Watson, Robert N. “Kinship and Kingship: Ambition in Shakespeare’s Major Histories.” In Shakespeare and the Hazards of Ambition, pp. 14–82, esp. pp. 47–75. Cambridge, Mass.: Harvard University Press, 1984.
Using Freud’s Oedipal model to explore the theme of ambition in Shakespeare’s plays, Watson argues that the “ambitious refashioning of one’s identity constitutes an Oedipal crime.” Hal is “the Oedipal son who typically rises against the tyrannical father who was formerly a rebel himself ”; in Part 2, where his filial identity remains “badly in doubt,” Hal ultimately manages to break free of “the long, deadly chain-reaction of patricides.” Allowing the private and public implications of rebellion to coalesce in Hal, Shakespeare grounds the story of English usurpation “in a study of the political history of all societies and in the psychological history of all young men.” The crown-stealing episode, “the starkest explication of Hal’s apparent Oedipal destructiveness,” shows how fruitful Shakespeare found the psychosymbolic situation for exploring the hazards of ambition.
Willson, Robert F., Jr. “Recontextualizing Shakespeare on Film: My Own Private Idaho, Men of Respect, Prospero’s Books.” Shakespeare Bulletin 10.3 (1992): 34–37.
Willson examines Gus Van Sant’s 1991 My Own Private Idaho, a film adaptation of 1H4 and 2H4, as a representative example of directorial readings that “displace” Shakespeare’s characters, themes, imagery, and other patterns “from their traditional nexuses to new and unexpected locations on the cultural landscape.” The result is “fresh Shakespeare.” In the street life of the contemporary Pacific Northwest, Keanu Reeves plays an updated Prince Hal as the rebel son of Portland’s wealthy, dying mayor. The son immerses himself in the city’s drug- and sex-ridden subculture where he keeps company with prostitutes, thieves, and junkies. Chief among his companions are “Bob Pigeon,” a translated Falstaff, and a narcoleptic prostitute (River Phoenix) who, as a refigured Poins, is searching for his lost mother. The film’s conclusion relies on the audience’s “awareness of Shakespearean and film/popular culture conventions to elicit sympathy for outcast Poins and Falstaff and not mainstream Hal.”

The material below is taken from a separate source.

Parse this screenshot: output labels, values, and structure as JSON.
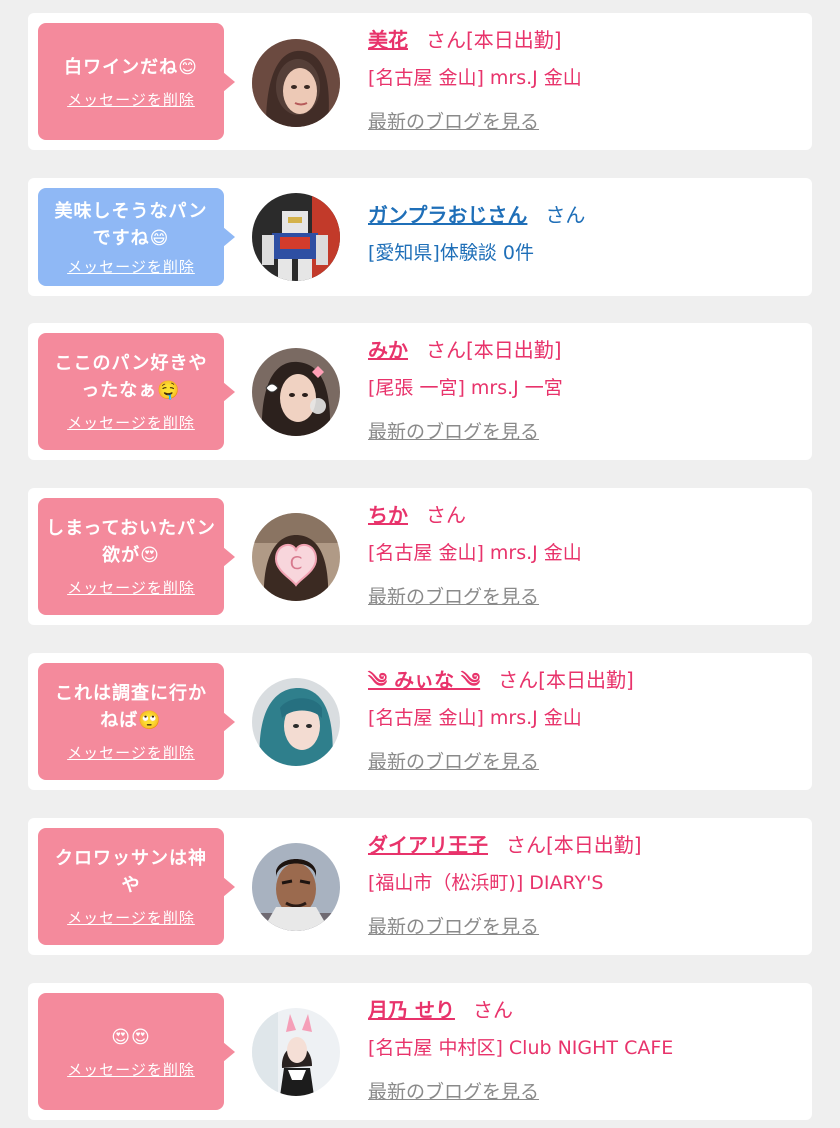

Young, David P., ed. Twentieth Century Interpretations of Henry IV, Part Two: A Collection of Critical Essays. Englewood Cliffs, N.J.: Prentice-Hall, 1968.
This collection of important earlier twentieth-century criticism reprints the following commentaries: L. C. Knights’s “Time’s Subjects: The Sonnets and King Henry IV, Part II,” Clifford Leech’s “The Unity of 2 Henry IV,” C. L. Barber’s “The Trial of Carnival in Part Two” (from Shakespeare’s Festive Comedy), Robert B. Pierce’s “The Generations in 2 Henry IV,” Harold E. Toliver’s “Falstaff, the Prince, and the History Play,” and Derek Traversi’s “The Final Scenes of 2 Henry IV” (from Shakespeare from Richard II to Henry V). Also included are excerpts from A. C. Bradley’s “The Rejection of Falstaff,” J. Dover Wilson’s “King Henry’s Speech” (from The Fortunes of Falstaff), E. M. W. Tillyard’s Shakespeare’s History Plays, Harold Jenkins’s The Structural Problem in the Henry IV Plays, A. P. Rossiter’s “Ambivalence: The Dialectic of the Histories,” R. J. Dorius’s “A Little More Than a Little,” and A. R. Humphreys’s observations on the play’s style (from the critical introduction to his Arden edition).